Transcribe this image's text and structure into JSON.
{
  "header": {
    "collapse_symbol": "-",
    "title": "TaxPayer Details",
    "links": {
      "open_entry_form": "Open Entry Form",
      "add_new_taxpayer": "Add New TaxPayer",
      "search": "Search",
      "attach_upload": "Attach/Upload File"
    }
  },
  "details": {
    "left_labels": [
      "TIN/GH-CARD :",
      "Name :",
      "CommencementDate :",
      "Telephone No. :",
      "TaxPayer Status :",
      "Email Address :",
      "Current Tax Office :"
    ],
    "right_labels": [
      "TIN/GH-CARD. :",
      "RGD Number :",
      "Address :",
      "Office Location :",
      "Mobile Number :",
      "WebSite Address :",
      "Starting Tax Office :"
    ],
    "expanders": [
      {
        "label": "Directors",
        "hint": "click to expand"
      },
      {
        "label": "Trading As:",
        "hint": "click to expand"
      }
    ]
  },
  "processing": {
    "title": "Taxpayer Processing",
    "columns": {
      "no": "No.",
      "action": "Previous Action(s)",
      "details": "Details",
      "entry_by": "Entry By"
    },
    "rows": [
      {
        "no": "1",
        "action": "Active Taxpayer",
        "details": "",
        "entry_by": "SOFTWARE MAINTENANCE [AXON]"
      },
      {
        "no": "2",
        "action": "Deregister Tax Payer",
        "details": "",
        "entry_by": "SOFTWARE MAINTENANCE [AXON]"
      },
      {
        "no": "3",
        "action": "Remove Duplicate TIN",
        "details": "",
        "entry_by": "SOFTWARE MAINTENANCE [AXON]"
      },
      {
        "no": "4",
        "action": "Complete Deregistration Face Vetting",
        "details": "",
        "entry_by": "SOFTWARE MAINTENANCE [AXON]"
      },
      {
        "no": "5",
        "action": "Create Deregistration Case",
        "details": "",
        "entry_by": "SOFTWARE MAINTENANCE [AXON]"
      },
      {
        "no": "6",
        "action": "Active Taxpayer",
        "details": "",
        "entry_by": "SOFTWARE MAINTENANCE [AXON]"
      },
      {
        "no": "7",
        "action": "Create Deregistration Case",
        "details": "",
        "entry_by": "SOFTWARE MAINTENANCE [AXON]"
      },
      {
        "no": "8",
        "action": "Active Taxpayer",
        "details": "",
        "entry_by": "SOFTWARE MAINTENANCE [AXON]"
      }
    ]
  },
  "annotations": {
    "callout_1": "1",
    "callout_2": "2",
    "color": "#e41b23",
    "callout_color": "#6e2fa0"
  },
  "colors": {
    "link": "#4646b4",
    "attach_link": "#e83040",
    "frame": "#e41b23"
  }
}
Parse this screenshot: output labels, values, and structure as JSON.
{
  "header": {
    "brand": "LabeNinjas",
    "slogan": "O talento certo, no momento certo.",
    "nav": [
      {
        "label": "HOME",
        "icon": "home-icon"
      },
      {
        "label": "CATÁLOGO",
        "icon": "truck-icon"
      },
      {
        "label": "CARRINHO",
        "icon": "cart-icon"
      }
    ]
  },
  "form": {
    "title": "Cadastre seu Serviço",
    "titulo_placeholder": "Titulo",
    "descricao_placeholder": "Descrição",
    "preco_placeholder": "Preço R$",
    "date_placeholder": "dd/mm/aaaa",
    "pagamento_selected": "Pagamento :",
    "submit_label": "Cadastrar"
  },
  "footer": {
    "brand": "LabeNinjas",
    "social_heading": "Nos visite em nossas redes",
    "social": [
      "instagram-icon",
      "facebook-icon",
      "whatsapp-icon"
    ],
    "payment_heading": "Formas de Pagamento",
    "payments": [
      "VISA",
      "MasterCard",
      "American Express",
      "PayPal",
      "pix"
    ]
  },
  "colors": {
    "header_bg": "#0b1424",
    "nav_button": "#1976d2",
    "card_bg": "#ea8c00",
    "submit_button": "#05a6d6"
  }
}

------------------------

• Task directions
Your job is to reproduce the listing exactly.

• Output below
Transcribe this image's text and structure into JSON.
{
  "header": {
    "collapse_symbol": "-",
    "title": "TaxPayer Details",
    "links": {
      "open_entry_form": "Open Entry Form",
      "add_new_taxpayer": "Add New TaxPayer",
      "search": "Search",
      "attach_upload": "Attach/Upload File"
    }
  },
  "details": {
    "left_labels": [
      "TIN/GH-CARD :",
      "Name :",
      "CommencementDate :",
      "Telephone No. :",
      "TaxPayer Status :",
      "Email Address :",
      "Current Tax Office :"
    ],
    "right_labels": [
      "TIN/GH-CARD. :",
      "RGD Number :",
      "Address :",
      "Office Location :",
      "Mobile Number :",
      "WebSite Address :",
      "Starting Tax Office :"
    ],
    "expanders": [
      {
        "label": "Directors",
        "hint": "click to expand"
      },
      {
        "label": "Trading As:",
        "hint": "click to expand"
      }
    ]
  },
  "processing": {
    "title": "Taxpayer Processing",
    "columns": {
      "no": "No.",
      "action": "Previous Action(s)",
      "details": "Details",
      "entry_by": "Entry By"
    },
    "rows": [
      {
        "no": "1",
        "action": "Active Taxpayer",
        "details": "",
        "entry_by": "SOFTWARE MAINTENANCE [AXON]"
      },
      {
        "no": "2",
        "action": "Deregister Tax Payer",
        "details": "",
        "entry_by": "SOFTWARE MAINTENANCE [AXON]"
      },
      {
        "no": "3",
        "action": "Remove Duplicate TIN",
        "details": "",
        "entry_by": "SOFTWARE MAINTENANCE [AXON]"
      },
      {
        "no": "4",
        "action": "Complete Deregistration Face Vetting",
        "details": "",
        "entry_by": "SOFTWARE MAINTENANCE [AXON]"
      },
      {
        "no": "5",
        "action": "Create Deregistration Case",
        "details": "",
        "entry_by": "SOFTWARE MAINTENANCE [AXON]"
      },
      {
        "no": "6",
        "action": "Active Taxpayer",
        "details": "",
        "entry_by": "SOFTWARE MAINTENANCE [AXON]"
      },
      {
        "no": "7",
        "action": "Create Deregistration Case",
        "details": "",
        "entry_by": "SOFTWARE MAINTENANCE [AXON]"
      },
      {
        "no": "8",
        "action": "Active Taxpayer",
        "details": "",
        "entry_by": "SOFTWARE MAINTENANCE [AXON]"
      }
    ]
  },
  "annotations": {
    "callout_1": "1",
    "callout_2": "2",
    "color": "#e41b23",
    "callout_color": "#6e2fa0"
  },
  "colors": {
    "link": "#4646b4",
    "attach_link": "#e83040",
    "frame": "#e41b23"
  }
}
Parse this screenshot: output labels, values, and structure as JSON.
{
  "header": {
    "brand": "LabeNinjas",
    "slogan": "O talento certo, no momento certo.",
    "nav": [
      {
        "label": "HOME",
        "icon": "home-icon"
      },
      {
        "label": "CATÁLOGO",
        "icon": "truck-icon"
      },
      {
        "label": "CARRINHO",
        "icon": "cart-icon"
      }
    ]
  },
  "form": {
    "title": "Cadastre seu Serviço",
    "titulo_placeholder": "Titulo",
    "descricao_placeholder": "Descrição",
    "preco_placeholder": "Preço R$",
    "date_placeholder": "dd/mm/aaaa",
    "pagamento_selected": "Pagamento :",
    "submit_label": "Cadastrar"
  },
  "footer": {
    "brand": "LabeNinjas",
    "social_heading": "Nos visite em nossas redes",
    "social": [
      "instagram-icon",
      "facebook-icon",
      "whatsapp-icon"
    ],
    "payment_heading": "Formas de Pagamento",
    "payments": [
      "VISA",
      "MasterCard",
      "American Express",
      "PayPal",
      "pix"
    ]
  },
  "colors": {
    "header_bg": "#0b1424",
    "nav_button": "#1976d2",
    "card_bg": "#ea8c00",
    "submit_button": "#05a6d6"
  }
}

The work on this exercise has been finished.